*Problem to solve*
Once the images are removed, set down everything else in the listing below exactly.

*Dataset content*
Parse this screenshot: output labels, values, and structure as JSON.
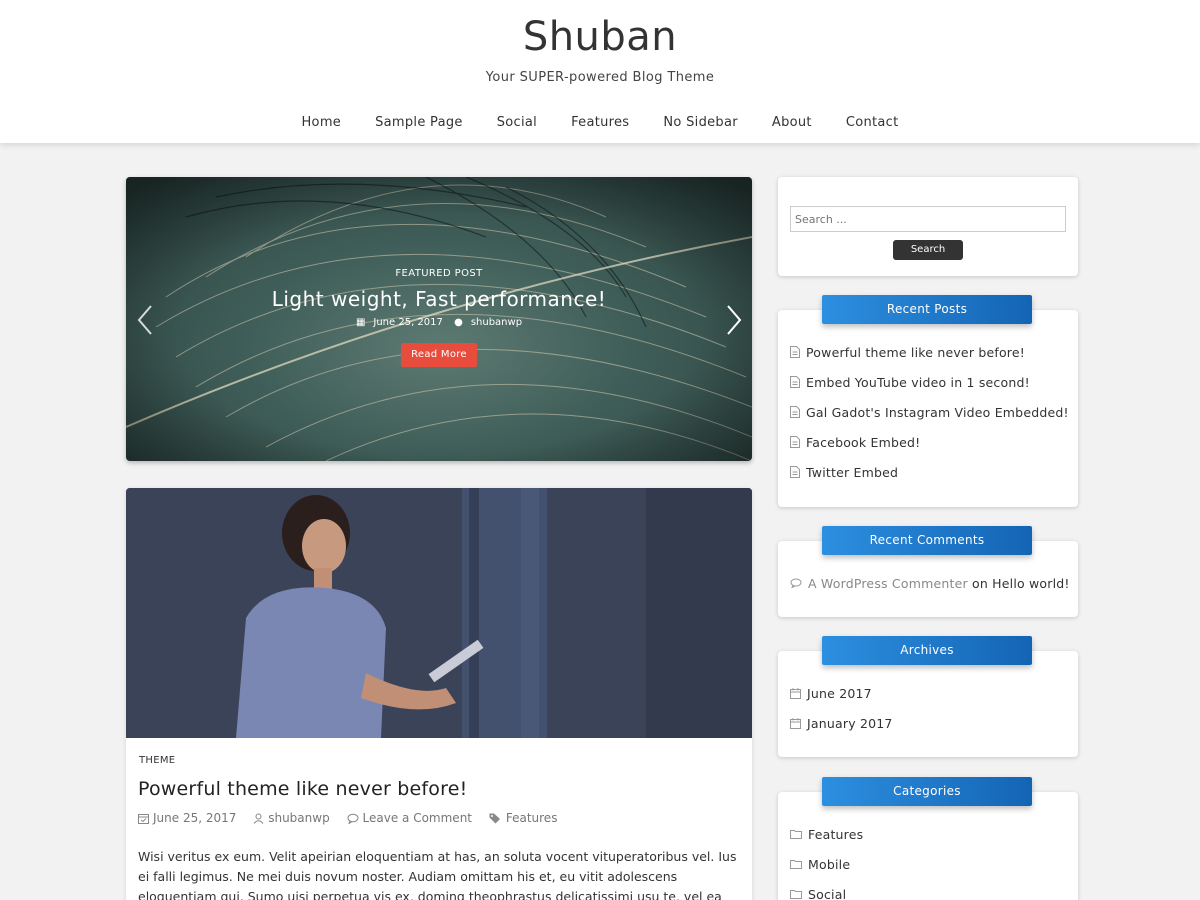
{
  "site": {
    "title": "Shuban",
    "tagline": "Your SUPER-powered Blog Theme"
  },
  "nav": {
    "items": [
      "Home",
      "Sample Page",
      "Social",
      "Features",
      "No Sidebar",
      "About",
      "Contact"
    ]
  },
  "slider": {
    "kicker": "FEATURED POST",
    "title": "Light weight, Fast performance!",
    "date": "June 25, 2017",
    "author": "shubanwp",
    "button": "Read More"
  },
  "post": {
    "category": "THEME",
    "title": "Powerful theme like never before!",
    "date": "June 25, 2017",
    "author": "shubanwp",
    "comments": "Leave a Comment",
    "tag": "Features",
    "excerpt": "Wisi veritus ex eum. Velit apeirian eloquentiam at has, an soluta vocent vituperatoribus vel. Ius ei falli legimus. Ne mei duis novum noster. Audiam omittam his et, eu vitit adolescens eloquentiam qui. Sumo uisi perpetua vis ex, doming theophrastus delicatissimi usu te, vel ea"
  },
  "sidebar": {
    "search": {
      "placeholder": "Search ...",
      "button": "Search"
    },
    "recent_posts": {
      "title": "Recent Posts",
      "items": [
        "Powerful theme like never before!",
        "Embed YouTube video in 1 second!",
        "Gal Gadot's Instagram Video Embedded!",
        "Facebook Embed!",
        "Twitter Embed"
      ]
    },
    "recent_comments": {
      "title": "Recent Comments",
      "author": "A WordPress Commenter",
      "on": "on",
      "post": "Hello world!"
    },
    "archives": {
      "title": "Archives",
      "items": [
        "June 2017",
        "January 2017"
      ]
    },
    "categories": {
      "title": "Categories",
      "items": [
        "Features",
        "Mobile",
        "Social"
      ]
    }
  },
  "colors": {
    "accent_blue": "#1e7bd1",
    "read_more_red": "#e74c3c",
    "page_background": "#f2f2f2"
  }
}
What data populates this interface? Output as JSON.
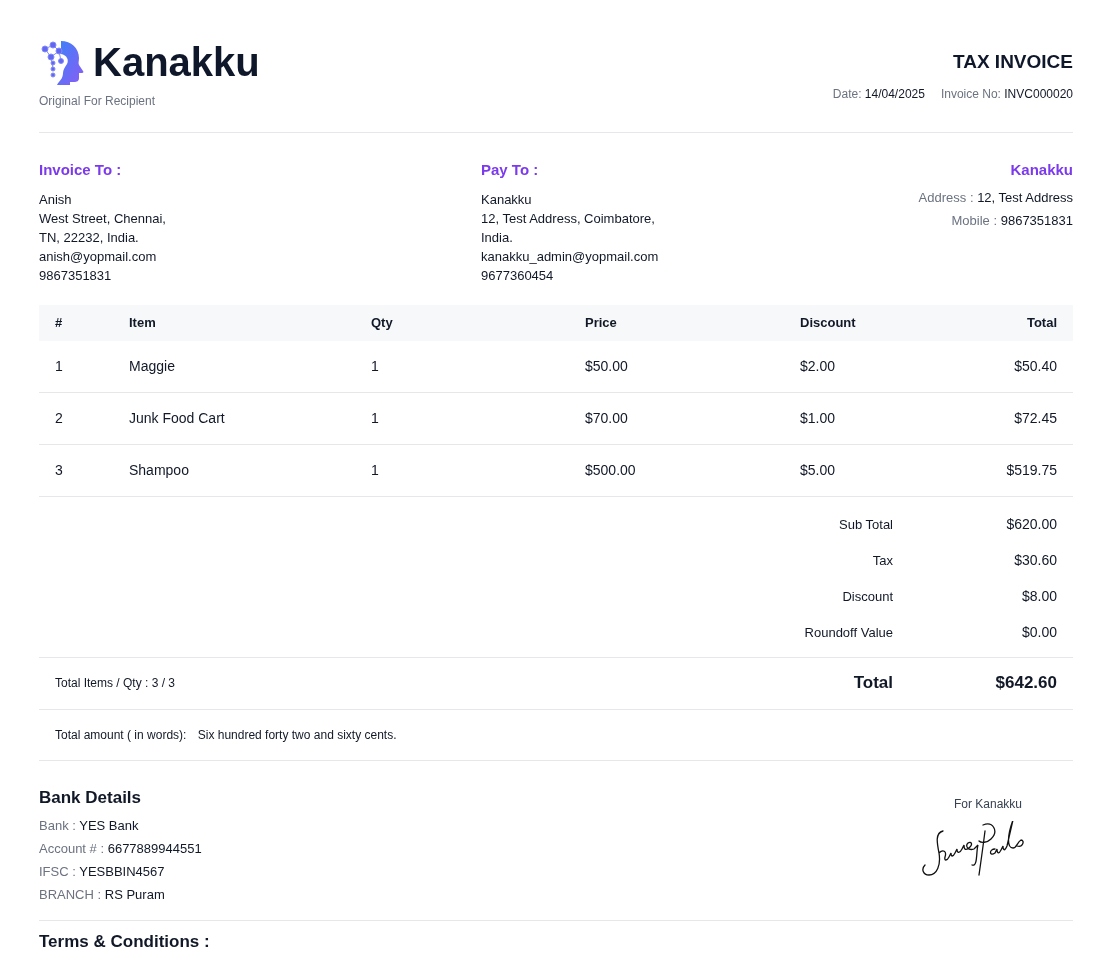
{
  "brand": {
    "name": "Kanakku",
    "subtitle": "Original For Recipient"
  },
  "document": {
    "title": "TAX INVOICE",
    "date_label": "Date:",
    "date": "14/04/2025",
    "number_label": "Invoice No:",
    "number": "INVC000020"
  },
  "invoice_to": {
    "heading": "Invoice To :",
    "lines": [
      "Anish",
      "West Street, Chennai,",
      "TN, 22232, India.",
      "anish@yopmail.com",
      "9867351831"
    ]
  },
  "pay_to": {
    "heading": "Pay To :",
    "lines": [
      "Kanakku",
      "12, Test Address, Coimbatore,",
      "India.",
      "kanakku_admin@yopmail.com",
      "9677360454"
    ]
  },
  "company": {
    "name": "Kanakku",
    "fields": [
      {
        "label": "Address :",
        "value": "12, Test Address"
      },
      {
        "label": "Mobile :",
        "value": "9867351831"
      }
    ]
  },
  "table": {
    "columns": [
      "#",
      "Item",
      "Qty",
      "Price",
      "Discount",
      "Total"
    ],
    "rows": [
      [
        "1",
        "Maggie",
        "1",
        "$50.00",
        "$2.00",
        "$50.40"
      ],
      [
        "2",
        "Junk Food Cart",
        "1",
        "$70.00",
        "$1.00",
        "$72.45"
      ],
      [
        "3",
        "Shampoo",
        "1",
        "$500.00",
        "$5.00",
        "$519.75"
      ]
    ]
  },
  "summary": [
    {
      "label": "Sub Total",
      "value": "$620.00"
    },
    {
      "label": "Tax",
      "value": "$30.60"
    },
    {
      "label": "Discount",
      "value": "$8.00"
    },
    {
      "label": "Roundoff Value",
      "value": "$0.00"
    }
  ],
  "totals": {
    "items_label": "Total Items / Qty : 3 / 3",
    "total_label": "Total",
    "total_value": "$642.60"
  },
  "amount_in_words": {
    "label": "Total amount ( in words):",
    "value": "Six hundred forty two and sixty cents."
  },
  "bank": {
    "heading": "Bank Details",
    "fields": [
      {
        "label": "Bank :",
        "value": "YES Bank"
      },
      {
        "label": "Account # :",
        "value": "6677889944551"
      },
      {
        "label": "IFSC  :",
        "value": "YESBBIN4567"
      },
      {
        "label": "BRANCH  :",
        "value": "RS Puram"
      }
    ]
  },
  "signature": {
    "caption": "For Kanakku"
  },
  "terms": {
    "heading": "Terms & Conditions :"
  }
}
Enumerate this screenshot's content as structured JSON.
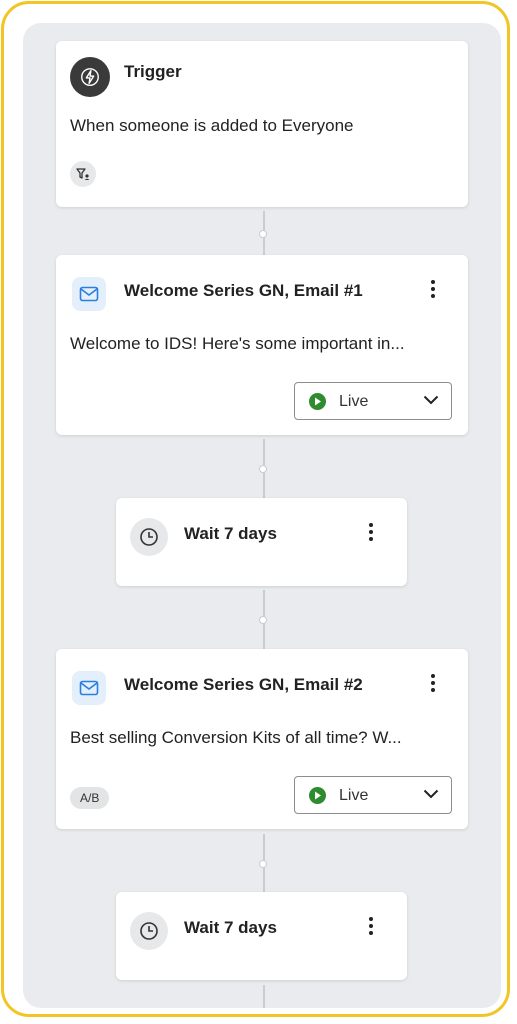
{
  "trigger": {
    "title": "Trigger",
    "description": "When someone is added to Everyone",
    "icon": "lightning-icon",
    "filter_icon": "filter-icon"
  },
  "email1": {
    "title": "Welcome Series GN, Email #1",
    "preview": "Welcome to IDS! Here's some important in...",
    "status": "Live",
    "icon": "mail-icon"
  },
  "wait1": {
    "label": "Wait 7 days",
    "icon": "clock-icon"
  },
  "email2": {
    "title": "Welcome Series GN, Email #2",
    "preview": "Best selling Conversion Kits of all time? W...",
    "badge": "A/B",
    "status": "Live",
    "icon": "mail-icon"
  },
  "wait2": {
    "label": "Wait 7 days",
    "icon": "clock-icon"
  },
  "colors": {
    "frame_border": "#f2c524",
    "canvas_bg": "#e9ebee",
    "live_green": "#2e8b2e",
    "mail_bg": "#e3f0fc"
  }
}
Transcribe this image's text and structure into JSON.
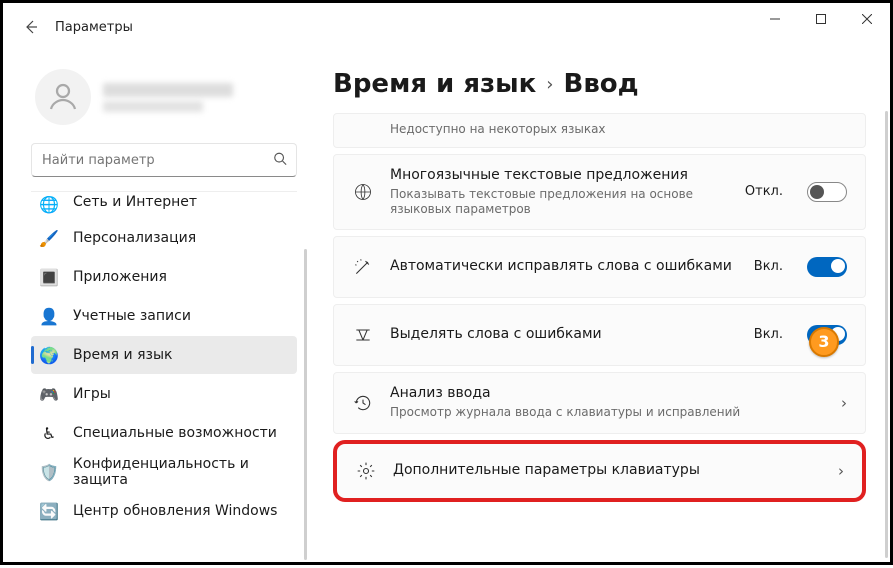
{
  "window": {
    "title": "Параметры"
  },
  "user": {
    "name_masked": true,
    "email_masked": true
  },
  "search": {
    "placeholder": "Найти параметр"
  },
  "sidebar": [
    {
      "label": "Сеть и Интернет",
      "icon": "🌐",
      "partial": true
    },
    {
      "label": "Персонализация",
      "icon": "🖌️"
    },
    {
      "label": "Приложения",
      "icon": "🔳"
    },
    {
      "label": "Учетные записи",
      "icon": "👤"
    },
    {
      "label": "Время и язык",
      "icon": "🌍",
      "selected": true
    },
    {
      "label": "Игры",
      "icon": "🎮"
    },
    {
      "label": "Специальные возможности",
      "icon": "♿"
    },
    {
      "label": "Конфиденциальность и защита",
      "icon": "🛡️"
    },
    {
      "label": "Центр обновления Windows",
      "icon": "🔄"
    }
  ],
  "breadcrumb": {
    "parent": "Время и язык",
    "current": "Ввод"
  },
  "cards": {
    "partial_note": "Недоступно на некоторых языках",
    "multilang": {
      "title": "Многоязычные текстовые предложения",
      "sub": "Показывать текстовые предложения на основе языковых параметров",
      "status": "Откл."
    },
    "autocorrect": {
      "title": "Автоматически исправлять слова с ошибками",
      "status": "Вкл."
    },
    "highlight_mis": {
      "title": "Выделять слова с ошибками",
      "status": "Вкл."
    },
    "analysis": {
      "title": "Анализ ввода",
      "sub": "Просмотр журнала ввода с клавиатуры и исправлений"
    },
    "advanced": {
      "title": "Дополнительные параметры клавиатуры"
    }
  },
  "annotation": {
    "step": "3"
  }
}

*Your response*
Parse this screenshot: output labels, values, and structure as JSON.
{
  "site": {
    "title": "Shuban",
    "tagline": "Your SUPER-powered Blog Theme"
  },
  "nav": {
    "items": [
      "Home",
      "Sample Page",
      "Social",
      "Features",
      "No Sidebar",
      "About",
      "Contact"
    ]
  },
  "slider": {
    "kicker": "FEATURED POST",
    "title": "Light weight, Fast performance!",
    "date": "June 25, 2017",
    "author": "shubanwp",
    "button": "Read More"
  },
  "post": {
    "category": "THEME",
    "title": "Powerful theme like never before!",
    "date": "June 25, 2017",
    "author": "shubanwp",
    "comments": "Leave a Comment",
    "tag": "Features",
    "excerpt": "Wisi veritus ex eum. Velit apeirian eloquentiam at has, an soluta vocent vituperatoribus vel. Ius ei falli legimus. Ne mei duis novum noster. Audiam omittam his et, eu vitit adolescens eloquentiam qui. Sumo uisi perpetua vis ex, doming theophrastus delicatissimi usu te, vel ea"
  },
  "sidebar": {
    "search": {
      "placeholder": "Search ...",
      "button": "Search"
    },
    "recent_posts": {
      "title": "Recent Posts",
      "items": [
        "Powerful theme like never before!",
        "Embed YouTube video in 1 second!",
        "Gal Gadot's Instagram Video Embedded!",
        "Facebook Embed!",
        "Twitter Embed"
      ]
    },
    "recent_comments": {
      "title": "Recent Comments",
      "author": "A WordPress Commenter",
      "on": "on",
      "post": "Hello world!"
    },
    "archives": {
      "title": "Archives",
      "items": [
        "June 2017",
        "January 2017"
      ]
    },
    "categories": {
      "title": "Categories",
      "items": [
        "Features",
        "Mobile",
        "Social"
      ]
    }
  },
  "colors": {
    "accent_blue": "#1e7bd1",
    "read_more_red": "#e74c3c",
    "page_background": "#f2f2f2"
  }
}
What data populates this interface? Output as JSON.
{
  "brand": {
    "name": "Kanakku",
    "subtitle": "Original For Recipient"
  },
  "document": {
    "title": "TAX INVOICE",
    "date_label": "Date:",
    "date": "14/04/2025",
    "number_label": "Invoice No:",
    "number": "INVC000020"
  },
  "invoice_to": {
    "heading": "Invoice To :",
    "lines": [
      "Anish",
      "West Street, Chennai,",
      "TN, 22232, India.",
      "anish@yopmail.com",
      "9867351831"
    ]
  },
  "pay_to": {
    "heading": "Pay To :",
    "lines": [
      "Kanakku",
      "12, Test Address, Coimbatore,",
      "India.",
      "kanakku_admin@yopmail.com",
      "9677360454"
    ]
  },
  "company": {
    "name": "Kanakku",
    "fields": [
      {
        "label": "Address :",
        "value": "12, Test Address"
      },
      {
        "label": "Mobile :",
        "value": "9867351831"
      }
    ]
  },
  "table": {
    "columns": [
      "#",
      "Item",
      "Qty",
      "Price",
      "Discount",
      "Total"
    ],
    "rows": [
      [
        "1",
        "Maggie",
        "1",
        "$50.00",
        "$2.00",
        "$50.40"
      ],
      [
        "2",
        "Junk Food Cart",
        "1",
        "$70.00",
        "$1.00",
        "$72.45"
      ],
      [
        "3",
        "Shampoo",
        "1",
        "$500.00",
        "$5.00",
        "$519.75"
      ]
    ]
  },
  "summary": [
    {
      "label": "Sub Total",
      "value": "$620.00"
    },
    {
      "label": "Tax",
      "value": "$30.60"
    },
    {
      "label": "Discount",
      "value": "$8.00"
    },
    {
      "label": "Roundoff Value",
      "value": "$0.00"
    }
  ],
  "totals": {
    "items_label": "Total Items / Qty : 3 / 3",
    "total_label": "Total",
    "total_value": "$642.60"
  },
  "amount_in_words": {
    "label": "Total amount ( in words):",
    "value": "Six hundred forty two and sixty cents."
  },
  "bank": {
    "heading": "Bank Details",
    "fields": [
      {
        "label": "Bank :",
        "value": "YES Bank"
      },
      {
        "label": "Account # :",
        "value": "6677889944551"
      },
      {
        "label": "IFSC  :",
        "value": "YESBBIN4567"
      },
      {
        "label": "BRANCH  :",
        "value": "RS Puram"
      }
    ]
  },
  "signature": {
    "caption": "For Kanakku"
  },
  "terms": {
    "heading": "Terms & Conditions :"
  }
}
Enumerate this screenshot's content as structured JSON.
{
  "trigger": {
    "title": "Trigger",
    "description": "When someone is added to Everyone",
    "icon": "lightning-icon",
    "filter_icon": "filter-icon"
  },
  "email1": {
    "title": "Welcome Series GN, Email #1",
    "preview": "Welcome to IDS! Here's some important in...",
    "status": "Live",
    "icon": "mail-icon"
  },
  "wait1": {
    "label": "Wait 7 days",
    "icon": "clock-icon"
  },
  "email2": {
    "title": "Welcome Series GN, Email #2",
    "preview": "Best selling Conversion Kits of all time? W...",
    "badge": "A/B",
    "status": "Live",
    "icon": "mail-icon"
  },
  "wait2": {
    "label": "Wait 7 days",
    "icon": "clock-icon"
  },
  "colors": {
    "frame_border": "#f2c524",
    "canvas_bg": "#e9ebee",
    "live_green": "#2e8b2e",
    "mail_bg": "#e3f0fc"
  }
}
Transcribe this image's text and structure into JSON.
{
  "window": {
    "title": "Параметры"
  },
  "user": {
    "name_masked": true,
    "email_masked": true
  },
  "search": {
    "placeholder": "Найти параметр"
  },
  "sidebar": [
    {
      "label": "Сеть и Интернет",
      "icon": "🌐",
      "partial": true
    },
    {
      "label": "Персонализация",
      "icon": "🖌️"
    },
    {
      "label": "Приложения",
      "icon": "🔳"
    },
    {
      "label": "Учетные записи",
      "icon": "👤"
    },
    {
      "label": "Время и язык",
      "icon": "🌍",
      "selected": true
    },
    {
      "label": "Игры",
      "icon": "🎮"
    },
    {
      "label": "Специальные возможности",
      "icon": "♿"
    },
    {
      "label": "Конфиденциальность и защита",
      "icon": "🛡️"
    },
    {
      "label": "Центр обновления Windows",
      "icon": "🔄"
    }
  ],
  "breadcrumb": {
    "parent": "Время и язык",
    "current": "Ввод"
  },
  "cards": {
    "partial_note": "Недоступно на некоторых языках",
    "multilang": {
      "title": "Многоязычные текстовые предложения",
      "sub": "Показывать текстовые предложения на основе языковых параметров",
      "status": "Откл."
    },
    "autocorrect": {
      "title": "Автоматически исправлять слова с ошибками",
      "status": "Вкл."
    },
    "highlight_mis": {
      "title": "Выделять слова с ошибками",
      "status": "Вкл."
    },
    "analysis": {
      "title": "Анализ ввода",
      "sub": "Просмотр журнала ввода с клавиатуры и исправлений"
    },
    "advanced": {
      "title": "Дополнительные параметры клавиатуры"
    }
  },
  "annotation": {
    "step": "3"
  }
}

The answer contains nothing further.